That plan allows firefighters to retire at age 50 with 90 percent of their final year’s pay, and that’s before all the many pension-spiking tricks that sometimes enable firefighters to retire with guaranteed incomes above their final year’s salary. The vote was 3-2, with Mayor Allan Mansoor and Councilman Eric Bever voting no. Yes, the deal provides some cost savings during the four years that the Memorandum of Understanding is in effect. The city claims savings of $5.4 million, mainly by not filling open positions, reducing minimum staff levels, adding a small contribution from workers and reducing overtime costs Ã¢â?¬â?? something the city says will “impact the number of personnel available to provide assistance on some calls.”

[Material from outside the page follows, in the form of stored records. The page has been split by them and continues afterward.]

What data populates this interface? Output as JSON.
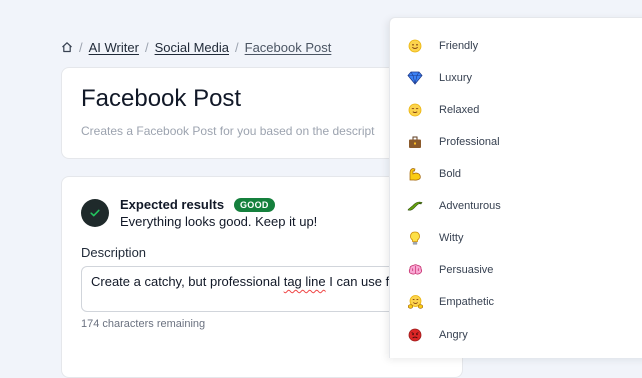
{
  "breadcrumb": {
    "items": [
      "AI Writer",
      "Social Media",
      "Facebook Post"
    ],
    "separator": "/"
  },
  "title_card": {
    "title": "Facebook Post",
    "description": "Creates a Facebook Post for you based on the descript"
  },
  "result": {
    "title": "Expected results",
    "badge": "GOOD",
    "message": "Everything looks good. Keep it up!"
  },
  "description": {
    "label": "Description",
    "value_before": "Create a catchy, but professional ",
    "value_misspelled": "tag line",
    "value_after": " I can use for",
    "remaining": "174 characters remaining"
  },
  "tone_menu": {
    "options": [
      {
        "label": "Friendly",
        "icon": "smile-emoji-icon"
      },
      {
        "label": "Luxury",
        "icon": "diamond-emoji-icon"
      },
      {
        "label": "Relaxed",
        "icon": "relieved-emoji-icon"
      },
      {
        "label": "Professional",
        "icon": "briefcase-emoji-icon"
      },
      {
        "label": "Bold",
        "icon": "flexed-biceps-emoji-icon"
      },
      {
        "label": "Adventurous",
        "icon": "lizard-emoji-icon"
      },
      {
        "label": "Witty",
        "icon": "lightbulb-emoji-icon"
      },
      {
        "label": "Persuasive",
        "icon": "brain-emoji-icon"
      },
      {
        "label": "Empathetic",
        "icon": "hugging-emoji-icon"
      },
      {
        "label": "Angry",
        "icon": "angry-emoji-icon"
      }
    ]
  },
  "colors": {
    "badge_good": "#15803d",
    "check_circle": "#1f2a2b",
    "page_bg": "#f1f4fa"
  }
}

But the additional retirement benefit will cost a lot to taxpayers, per a city analysis: “The additional cost of the retirement enhancement based on figures provided by CalPERS is $703,842. In noting this figure, it is important to note that this rate will most certainly increase in ensuing years due to the losses incurred by CalPERS in its investment portfolio as a result of the current recession.”
What the analysis doesn’t explain: Those cost savings come over four years, but the cost increases go on for decades, given that retirement boosts are binding contracts tied to employee life spans. The benefit enhancement allows firefighters to retire at age 50 rather than 55. Cities and governments, instead, need to move in the other direction. Fifty is an exceedingly young age to retire.
As usual, the public will endure reduced services and higher costs because of such foolhardy decisions.
If you missed it, check out my colleague Adam Summers’s recent post on the nefarious issue of pension spiking:
What’s even more maddening is that governments need not allow such pension spiking, but they do anyway. The state Court of Appeal has ruled that such “termination payments” do not have to be included in pension calculations, so governments should stop giving away the public’s money! One would think that would be a no-brainer, especially at during a time in which state and local governments are struggling to balance their books. The silver lining to the current economic crisis is that perhaps it will finally force legislators to sit up, take notice of the unsustainable costs they have imposed on taxpayers, and finally return to more sensible public employee compensation rates.
Apparently not in Costa Mesa. Instead of digging the long-term fiscal hole deeper, Costa Mesa should be shifting away from the defined-benefit pension plan model towards 401k-style defined contribution plans that prevent lawmakers from creating actuarial liabilities by pushing hidden costs off into the future, as discussed in Reason Foundation’s 2006 policy study, The Gathering Pension Storm.